People can’t tell that you have an EF disorder when you walk in the door. It might not even occur to them that you may or may not have ADHD. What they can see is that you are late to the meeting (again), that you don’t have the book that you borrowed with you (that they reminded you to bring twice before), and that you seem to be the most frustrated and angry one in the room when your flight is canceled. The people around you can see all these things and may label you as forgetful, lazy, unmotivated, disorganized, emotional, or someone who “can’t handle stress well.” And what sucks is that you know you can’t say, “sorry, its just my ADHD.”
ADHD is not an excuse.
When things go wrong in the lives of those with ADHD, blaming ADHD (or any mental health condition) seldom provides much long-term relief and certainly doesn’t suggest a solution. I encourage my clients to divert their anger and frustration toward redoubling their efforts to implement the tangible, actionable, and far more impactful methods of behavioral habits and techniques aimed at supporting executive functioning.
Behavioral interventions that target executive functions and other issues related to ADHD are always 100% relevant, safe and a healthy way to respond to the frustrating outcomes of EF failures.
alarms & reminders – if you are still late to meetings and appointments, spend more time finding an alarm & reminder system that works for you. If assignments are still being turned in late or you are still waiting until the last minute, then set multiple reminders that cue your completion (or part) of a particular assignment.
daily planner & journal – if you have difficulty remembering things, make sure you have your planner/journal with you at all times so you can write stuff down. Make sure you are spending 10 mins each morning and then several times throughout the day looking at your daily planner to stay oriented to the day and responsibilities in front of you. Create your daily planner with a “mission mindset” and think ahead of time about contingency plans and what equipment and tools are necessary for your appointments, tasks and assignments.
meditation & journal – flying off the handle? getting too upset/irritable at things? Make sure you are spending time each day in mindfulness exercises, meditating and journaling to process your emotions. The emotional brake-pads are pretty sluggish in many people with ADHD, so time must be spent on developing these skills to diminish the effects of emotion dis-regulation.
so much more – the list of behavioral interventions goes on and on and depend on the ways ADHD impacts your life. Not into journaling…then join an improv group or take a class. Not into mindfulness exercises and chewing a raisin a 1000 times…then start up a photography hobby and start becoming mindful of the world around you so you can find that perfect photo!
Yep, ADHD sucks! But the pain is not from the condition itself but from the results of a condition left under- or poorly treated. You have every right to be frustrated and angry that ADHD has given you more than your fair share of difficulties and challenges when it comes to managing the day-to-day of relationships, work, school and stress.
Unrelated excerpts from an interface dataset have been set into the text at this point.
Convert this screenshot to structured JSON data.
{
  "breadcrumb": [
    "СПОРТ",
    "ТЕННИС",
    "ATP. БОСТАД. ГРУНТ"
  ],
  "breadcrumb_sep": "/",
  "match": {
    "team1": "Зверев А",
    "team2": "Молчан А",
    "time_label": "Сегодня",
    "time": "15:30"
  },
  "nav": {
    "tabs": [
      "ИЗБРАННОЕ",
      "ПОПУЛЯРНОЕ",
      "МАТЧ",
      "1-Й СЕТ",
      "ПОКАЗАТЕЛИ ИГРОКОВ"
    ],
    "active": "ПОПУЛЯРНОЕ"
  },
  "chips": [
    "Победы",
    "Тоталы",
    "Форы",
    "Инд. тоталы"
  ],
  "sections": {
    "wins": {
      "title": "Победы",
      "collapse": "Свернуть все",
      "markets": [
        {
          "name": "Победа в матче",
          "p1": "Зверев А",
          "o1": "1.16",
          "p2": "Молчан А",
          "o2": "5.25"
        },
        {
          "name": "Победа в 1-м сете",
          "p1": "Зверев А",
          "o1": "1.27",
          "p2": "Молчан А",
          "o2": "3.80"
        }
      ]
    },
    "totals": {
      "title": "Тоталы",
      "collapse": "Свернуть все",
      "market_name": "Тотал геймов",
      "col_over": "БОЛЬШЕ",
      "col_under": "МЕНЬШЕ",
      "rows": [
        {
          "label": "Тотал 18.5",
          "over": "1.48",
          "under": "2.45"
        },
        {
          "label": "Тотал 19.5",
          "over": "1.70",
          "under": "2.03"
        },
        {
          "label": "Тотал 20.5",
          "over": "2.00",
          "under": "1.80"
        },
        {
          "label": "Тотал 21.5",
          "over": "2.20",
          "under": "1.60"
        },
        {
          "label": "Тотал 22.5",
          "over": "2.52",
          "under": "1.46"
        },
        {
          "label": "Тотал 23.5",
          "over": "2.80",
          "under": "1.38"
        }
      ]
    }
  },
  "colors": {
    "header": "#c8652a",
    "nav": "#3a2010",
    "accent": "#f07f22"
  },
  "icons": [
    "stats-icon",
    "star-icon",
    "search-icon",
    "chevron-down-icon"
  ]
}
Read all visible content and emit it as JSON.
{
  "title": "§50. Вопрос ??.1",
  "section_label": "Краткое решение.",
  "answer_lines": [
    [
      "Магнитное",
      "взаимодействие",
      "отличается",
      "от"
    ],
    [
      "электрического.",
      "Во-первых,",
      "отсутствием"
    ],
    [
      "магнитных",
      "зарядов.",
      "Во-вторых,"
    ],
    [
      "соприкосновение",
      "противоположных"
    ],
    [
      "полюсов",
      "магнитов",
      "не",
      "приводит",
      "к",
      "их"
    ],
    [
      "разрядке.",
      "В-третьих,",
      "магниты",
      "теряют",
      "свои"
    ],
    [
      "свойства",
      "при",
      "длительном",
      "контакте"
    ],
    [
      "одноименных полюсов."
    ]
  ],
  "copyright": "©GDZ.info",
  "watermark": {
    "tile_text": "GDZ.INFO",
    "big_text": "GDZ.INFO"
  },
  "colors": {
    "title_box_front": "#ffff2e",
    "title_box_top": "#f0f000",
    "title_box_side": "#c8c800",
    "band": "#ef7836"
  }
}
But try to use that frustrated energy to double-down on your efforts toward better management of your ADHD…especially those behavioral interventions that address those ADHD symptoms that are most specific to your life.